The Philadelphia SOX (Semiconductor) index shed 0.95 points (0.2%), to end the session at 467.42

  • Freescale Semiconductors (FSL-B) -$0.49 (2%) to $24.00;
  • ST Microelectronic (STM) -$0.17 (1.03%) to $16.34;
  • KLA-Tencor (KLAC) -$0.51 (1.03%) to $49.17;
  • Texas Instruments (TXN) -$0.26 (0.79%) to $32.50; and
  • Xilinx (XLNX) -$0.19 (0.68%) to $27.65.

Gold & Silver Markets

Gold rose $1.90 (0.43%) to close at $445.40 per ounce as the US dollar continued to soften.

The Gold Bugs Index slid 0.96 points (0.45%), at 212.47

  • Coeur d'Alene (CDE) -$0.09 (2.36%) to $3.72;
  • Kinross Gold (KGC) -$0.12 (1.76%) to $6.70;
  • Glamis Gold (GLG) -$0.26 (1.28%) to $20.00;
  • Hecla Mining (HL) -$0.04 (1.12%) to $3.53; and
  • Meridian Gold (MDG) -$0.19 (0.97%) to $19.33.

Silver rose $0.04 (0.6%) to close at $7.01 per ounce. The Gold and Silver Index (XAU) lost 0.14 points (0.14%), to 99.01 points.

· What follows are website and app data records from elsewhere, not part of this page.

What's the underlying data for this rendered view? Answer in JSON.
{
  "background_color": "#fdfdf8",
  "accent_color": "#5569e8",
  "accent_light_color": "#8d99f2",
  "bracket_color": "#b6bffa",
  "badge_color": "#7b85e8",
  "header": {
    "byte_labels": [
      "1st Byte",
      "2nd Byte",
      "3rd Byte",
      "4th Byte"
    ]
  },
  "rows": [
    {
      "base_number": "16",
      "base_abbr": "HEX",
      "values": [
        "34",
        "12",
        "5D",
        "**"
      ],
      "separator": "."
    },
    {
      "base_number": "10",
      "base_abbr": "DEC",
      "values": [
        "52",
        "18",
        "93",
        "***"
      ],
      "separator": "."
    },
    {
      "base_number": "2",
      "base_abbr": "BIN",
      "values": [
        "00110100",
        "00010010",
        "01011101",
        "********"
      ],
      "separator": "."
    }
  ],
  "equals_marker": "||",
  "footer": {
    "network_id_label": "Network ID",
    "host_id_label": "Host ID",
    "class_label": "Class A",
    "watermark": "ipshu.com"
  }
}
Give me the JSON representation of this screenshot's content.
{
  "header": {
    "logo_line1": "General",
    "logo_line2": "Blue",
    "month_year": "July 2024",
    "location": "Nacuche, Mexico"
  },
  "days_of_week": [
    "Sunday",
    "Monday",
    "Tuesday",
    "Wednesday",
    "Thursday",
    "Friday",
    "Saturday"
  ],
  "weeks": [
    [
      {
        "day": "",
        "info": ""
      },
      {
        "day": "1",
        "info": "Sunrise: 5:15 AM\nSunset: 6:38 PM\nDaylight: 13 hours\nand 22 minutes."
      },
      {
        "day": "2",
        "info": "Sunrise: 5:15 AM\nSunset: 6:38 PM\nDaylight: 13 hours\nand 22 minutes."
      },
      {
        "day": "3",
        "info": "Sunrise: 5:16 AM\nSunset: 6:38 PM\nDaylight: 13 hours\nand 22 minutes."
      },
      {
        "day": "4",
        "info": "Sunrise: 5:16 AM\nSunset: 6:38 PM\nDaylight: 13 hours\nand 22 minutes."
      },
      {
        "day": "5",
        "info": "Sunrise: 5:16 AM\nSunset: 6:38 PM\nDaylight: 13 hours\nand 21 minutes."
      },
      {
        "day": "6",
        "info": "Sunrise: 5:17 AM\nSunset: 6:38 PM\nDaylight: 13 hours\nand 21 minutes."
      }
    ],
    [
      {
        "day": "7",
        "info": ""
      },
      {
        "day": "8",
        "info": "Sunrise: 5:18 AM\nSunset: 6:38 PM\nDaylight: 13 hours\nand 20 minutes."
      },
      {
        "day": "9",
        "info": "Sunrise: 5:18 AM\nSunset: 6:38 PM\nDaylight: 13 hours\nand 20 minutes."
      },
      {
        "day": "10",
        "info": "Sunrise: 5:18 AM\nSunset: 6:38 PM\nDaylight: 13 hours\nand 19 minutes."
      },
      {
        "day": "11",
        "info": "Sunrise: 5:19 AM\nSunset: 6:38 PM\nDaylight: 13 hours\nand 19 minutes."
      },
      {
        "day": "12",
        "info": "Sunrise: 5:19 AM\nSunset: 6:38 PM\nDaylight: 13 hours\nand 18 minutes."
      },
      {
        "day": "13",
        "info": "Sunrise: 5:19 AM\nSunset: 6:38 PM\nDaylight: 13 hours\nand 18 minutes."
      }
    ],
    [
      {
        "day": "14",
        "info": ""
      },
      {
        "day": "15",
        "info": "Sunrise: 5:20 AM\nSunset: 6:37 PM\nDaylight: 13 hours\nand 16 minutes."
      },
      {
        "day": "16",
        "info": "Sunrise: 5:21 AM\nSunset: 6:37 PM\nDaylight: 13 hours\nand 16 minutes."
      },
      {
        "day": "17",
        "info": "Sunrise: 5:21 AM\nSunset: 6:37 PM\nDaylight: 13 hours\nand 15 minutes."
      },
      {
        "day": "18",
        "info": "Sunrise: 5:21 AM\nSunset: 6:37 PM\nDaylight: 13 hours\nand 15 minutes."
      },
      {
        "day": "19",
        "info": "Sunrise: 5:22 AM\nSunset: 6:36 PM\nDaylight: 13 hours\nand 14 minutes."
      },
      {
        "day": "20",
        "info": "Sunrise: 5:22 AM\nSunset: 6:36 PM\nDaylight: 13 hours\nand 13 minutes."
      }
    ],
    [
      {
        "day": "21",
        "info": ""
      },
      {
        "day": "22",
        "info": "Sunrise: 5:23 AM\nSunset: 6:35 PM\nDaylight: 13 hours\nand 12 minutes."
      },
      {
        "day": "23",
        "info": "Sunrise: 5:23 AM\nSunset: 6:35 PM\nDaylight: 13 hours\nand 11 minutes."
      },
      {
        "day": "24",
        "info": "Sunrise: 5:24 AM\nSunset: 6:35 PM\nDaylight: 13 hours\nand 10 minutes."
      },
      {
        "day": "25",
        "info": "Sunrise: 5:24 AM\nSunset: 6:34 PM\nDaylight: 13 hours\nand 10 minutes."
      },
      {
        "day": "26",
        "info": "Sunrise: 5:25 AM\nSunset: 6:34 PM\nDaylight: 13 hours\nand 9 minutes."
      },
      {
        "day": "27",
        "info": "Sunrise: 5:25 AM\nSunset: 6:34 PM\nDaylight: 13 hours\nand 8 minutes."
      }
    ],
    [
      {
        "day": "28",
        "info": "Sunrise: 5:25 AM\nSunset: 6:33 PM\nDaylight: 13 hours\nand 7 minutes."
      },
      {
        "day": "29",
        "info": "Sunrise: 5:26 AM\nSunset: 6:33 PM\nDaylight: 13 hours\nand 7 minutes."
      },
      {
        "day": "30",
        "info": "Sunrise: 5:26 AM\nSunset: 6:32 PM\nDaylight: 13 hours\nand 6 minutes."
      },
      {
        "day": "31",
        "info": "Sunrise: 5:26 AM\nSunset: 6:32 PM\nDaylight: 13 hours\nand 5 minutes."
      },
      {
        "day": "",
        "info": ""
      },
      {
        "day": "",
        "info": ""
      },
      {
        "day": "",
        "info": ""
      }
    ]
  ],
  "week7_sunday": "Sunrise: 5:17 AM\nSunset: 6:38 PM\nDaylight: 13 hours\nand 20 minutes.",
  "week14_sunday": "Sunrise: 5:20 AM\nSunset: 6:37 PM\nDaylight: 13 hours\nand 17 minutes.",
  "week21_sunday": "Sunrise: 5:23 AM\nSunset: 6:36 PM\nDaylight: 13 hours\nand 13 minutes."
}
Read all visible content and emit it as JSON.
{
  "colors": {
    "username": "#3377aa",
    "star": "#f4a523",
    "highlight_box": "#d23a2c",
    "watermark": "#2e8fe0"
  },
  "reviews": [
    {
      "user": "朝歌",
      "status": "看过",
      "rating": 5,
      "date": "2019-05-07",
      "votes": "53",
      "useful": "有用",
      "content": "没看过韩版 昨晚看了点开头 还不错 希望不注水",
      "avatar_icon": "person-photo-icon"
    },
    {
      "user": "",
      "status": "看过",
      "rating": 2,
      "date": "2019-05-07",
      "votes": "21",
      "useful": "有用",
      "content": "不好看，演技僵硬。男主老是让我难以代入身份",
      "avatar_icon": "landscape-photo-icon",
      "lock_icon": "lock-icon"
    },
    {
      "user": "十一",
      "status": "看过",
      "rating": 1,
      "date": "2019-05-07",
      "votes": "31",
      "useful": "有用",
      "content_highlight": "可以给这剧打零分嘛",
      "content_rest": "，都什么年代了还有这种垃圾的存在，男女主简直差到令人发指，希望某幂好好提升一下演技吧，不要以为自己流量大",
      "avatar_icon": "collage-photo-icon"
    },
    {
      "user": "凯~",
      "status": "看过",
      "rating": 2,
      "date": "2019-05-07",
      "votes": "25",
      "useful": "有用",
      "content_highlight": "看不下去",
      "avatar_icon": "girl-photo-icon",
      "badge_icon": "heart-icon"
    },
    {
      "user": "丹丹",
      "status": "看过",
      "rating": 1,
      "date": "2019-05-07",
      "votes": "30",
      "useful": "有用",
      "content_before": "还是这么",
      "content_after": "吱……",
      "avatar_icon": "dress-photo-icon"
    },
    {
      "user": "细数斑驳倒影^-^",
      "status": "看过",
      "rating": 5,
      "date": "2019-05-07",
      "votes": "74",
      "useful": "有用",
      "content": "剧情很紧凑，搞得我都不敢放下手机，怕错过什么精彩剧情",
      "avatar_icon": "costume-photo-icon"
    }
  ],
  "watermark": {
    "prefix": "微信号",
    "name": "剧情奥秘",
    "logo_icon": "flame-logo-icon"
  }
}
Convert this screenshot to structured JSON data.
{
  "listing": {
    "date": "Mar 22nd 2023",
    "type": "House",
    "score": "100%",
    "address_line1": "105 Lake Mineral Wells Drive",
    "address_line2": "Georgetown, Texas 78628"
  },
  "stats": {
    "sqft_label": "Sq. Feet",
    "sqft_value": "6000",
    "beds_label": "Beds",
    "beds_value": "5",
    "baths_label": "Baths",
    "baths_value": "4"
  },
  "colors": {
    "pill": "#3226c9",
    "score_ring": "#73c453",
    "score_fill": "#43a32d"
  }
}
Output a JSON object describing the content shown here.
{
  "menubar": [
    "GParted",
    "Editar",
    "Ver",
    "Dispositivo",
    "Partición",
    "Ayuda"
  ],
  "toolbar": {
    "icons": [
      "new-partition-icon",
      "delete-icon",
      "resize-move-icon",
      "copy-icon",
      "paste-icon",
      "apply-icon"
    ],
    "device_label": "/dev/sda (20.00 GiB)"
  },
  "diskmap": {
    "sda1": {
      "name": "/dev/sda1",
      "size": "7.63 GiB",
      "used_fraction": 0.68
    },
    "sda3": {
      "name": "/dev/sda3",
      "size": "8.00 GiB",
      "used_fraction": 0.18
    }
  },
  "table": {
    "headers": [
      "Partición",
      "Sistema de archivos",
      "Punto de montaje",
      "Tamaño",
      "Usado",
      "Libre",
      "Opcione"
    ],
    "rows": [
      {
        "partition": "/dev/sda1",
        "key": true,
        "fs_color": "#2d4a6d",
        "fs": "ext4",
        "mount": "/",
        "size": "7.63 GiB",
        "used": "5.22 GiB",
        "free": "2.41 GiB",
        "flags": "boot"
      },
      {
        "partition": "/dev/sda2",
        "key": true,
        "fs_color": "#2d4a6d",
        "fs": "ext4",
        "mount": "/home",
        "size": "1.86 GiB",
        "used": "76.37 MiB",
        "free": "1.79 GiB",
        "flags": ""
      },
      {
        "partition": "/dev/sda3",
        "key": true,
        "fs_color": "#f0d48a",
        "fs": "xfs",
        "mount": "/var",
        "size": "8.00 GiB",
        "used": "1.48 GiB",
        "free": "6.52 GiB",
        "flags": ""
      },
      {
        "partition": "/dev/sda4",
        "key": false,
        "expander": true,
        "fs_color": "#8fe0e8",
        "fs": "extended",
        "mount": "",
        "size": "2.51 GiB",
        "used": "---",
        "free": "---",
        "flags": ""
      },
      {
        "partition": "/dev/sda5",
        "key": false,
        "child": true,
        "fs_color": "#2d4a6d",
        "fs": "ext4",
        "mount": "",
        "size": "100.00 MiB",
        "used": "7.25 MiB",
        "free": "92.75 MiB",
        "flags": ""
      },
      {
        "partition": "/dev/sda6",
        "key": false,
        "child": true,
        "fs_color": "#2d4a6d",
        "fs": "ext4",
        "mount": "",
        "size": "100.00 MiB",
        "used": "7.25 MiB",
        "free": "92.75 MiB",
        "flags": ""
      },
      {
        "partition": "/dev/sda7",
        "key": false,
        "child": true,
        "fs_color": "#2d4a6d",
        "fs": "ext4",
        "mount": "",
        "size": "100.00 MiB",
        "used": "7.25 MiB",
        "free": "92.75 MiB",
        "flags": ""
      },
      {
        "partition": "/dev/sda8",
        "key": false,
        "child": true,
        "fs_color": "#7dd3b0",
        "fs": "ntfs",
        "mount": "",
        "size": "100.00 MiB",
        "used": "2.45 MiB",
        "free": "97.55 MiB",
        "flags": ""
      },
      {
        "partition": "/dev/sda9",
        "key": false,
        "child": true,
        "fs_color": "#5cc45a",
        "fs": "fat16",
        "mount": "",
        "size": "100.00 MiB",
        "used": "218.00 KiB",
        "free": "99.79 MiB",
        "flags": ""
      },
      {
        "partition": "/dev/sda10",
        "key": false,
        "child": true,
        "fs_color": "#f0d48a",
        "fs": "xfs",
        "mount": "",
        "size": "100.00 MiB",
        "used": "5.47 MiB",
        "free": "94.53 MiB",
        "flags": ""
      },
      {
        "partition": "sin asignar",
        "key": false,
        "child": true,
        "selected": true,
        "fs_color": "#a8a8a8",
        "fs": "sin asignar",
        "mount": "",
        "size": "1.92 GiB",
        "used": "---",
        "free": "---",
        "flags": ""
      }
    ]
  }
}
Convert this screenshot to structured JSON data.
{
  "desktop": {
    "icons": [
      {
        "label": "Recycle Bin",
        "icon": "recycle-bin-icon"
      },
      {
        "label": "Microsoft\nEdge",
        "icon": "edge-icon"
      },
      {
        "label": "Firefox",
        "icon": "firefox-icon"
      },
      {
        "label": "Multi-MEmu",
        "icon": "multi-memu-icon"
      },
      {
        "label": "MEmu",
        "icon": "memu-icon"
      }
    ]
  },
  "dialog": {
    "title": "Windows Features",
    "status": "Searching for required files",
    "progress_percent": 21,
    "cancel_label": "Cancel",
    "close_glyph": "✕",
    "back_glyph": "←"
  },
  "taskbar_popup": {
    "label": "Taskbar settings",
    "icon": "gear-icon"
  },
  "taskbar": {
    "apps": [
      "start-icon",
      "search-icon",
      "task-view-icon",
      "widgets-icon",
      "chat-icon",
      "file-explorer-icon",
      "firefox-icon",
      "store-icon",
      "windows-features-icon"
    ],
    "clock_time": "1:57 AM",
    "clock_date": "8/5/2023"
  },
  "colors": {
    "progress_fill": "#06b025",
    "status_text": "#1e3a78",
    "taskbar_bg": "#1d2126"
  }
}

  • Kinross Gold (KGC) -$0.12 (1.76%) to $6.70;
  • Meridian Gold (MDG) -$0.19 (0.97%) to $19.33;
  • Freeport McMoran (FCX) -$0.35 (0.81%) to $42.97; and
  • Goldcorp (GG) -$0.12 (0.63%) to $18.82.
Precious Metals and Indices
PHLX Gold and Silver Index99.01-0.14-0.14%
AMEX Gold BUGS Index212.47-0.96-0.45%

Oil Market

Oil lost ground, shedding $1.90 per barrel, closing at $67.57 per barrel - still up $1.44 for the week, but way off its highs. Ah do bleeve Ah menshun such a thang jest this Muhnday, shehr... (that's my attempt at a Nawlins accent).

The Oil and Gas Index (XOI) declined 13.31 points (1.26%), at 1040.39

  • Sunoco (SUN) -$2.79 (3.58%) to $75.25;
  • ConocoPhillips (COP) -$2.23 (3.23%) to $66.77; and
  • Marathon Oil (MRO) -$1.75 (2.62%) to $65.07.

The Oil service stocks (OSX) Index shed 3.8 points (2.18%), ending the day at 170.17

  • Global Industries (GLBL) -$0.65 (4.76%) to $13.00;
  • National Oilwells/Varco (NOV) -$2.44 (3.72%) to $63.10; and
  • Schlumberger (SLB) -$2.82 (3.25%) to $83.83.
Energy Complex
Reuters CRB324.04-1.31-0.4%
Crude Oil Light Sweet67.57-1.9-2.73%
Heating Oil2.0911-0.11-4.89%
Natural Gas11.691-0.07-0.56%
Unleaded Gas2.1837-0.23-9.35%
AMEX Oil Index1040.39-13.31-1.26%
Oil Service Index170.17-3.8-2.18%

Currency Markets

USD Exchange Rates
US Dollar Index86.25-0.34-0.39%
Australian Dollar0.76510.00340.45%
Swiss Franc1.2306-0.0048-0.39%
Canadian Dollar0.8417-0.003-0.36%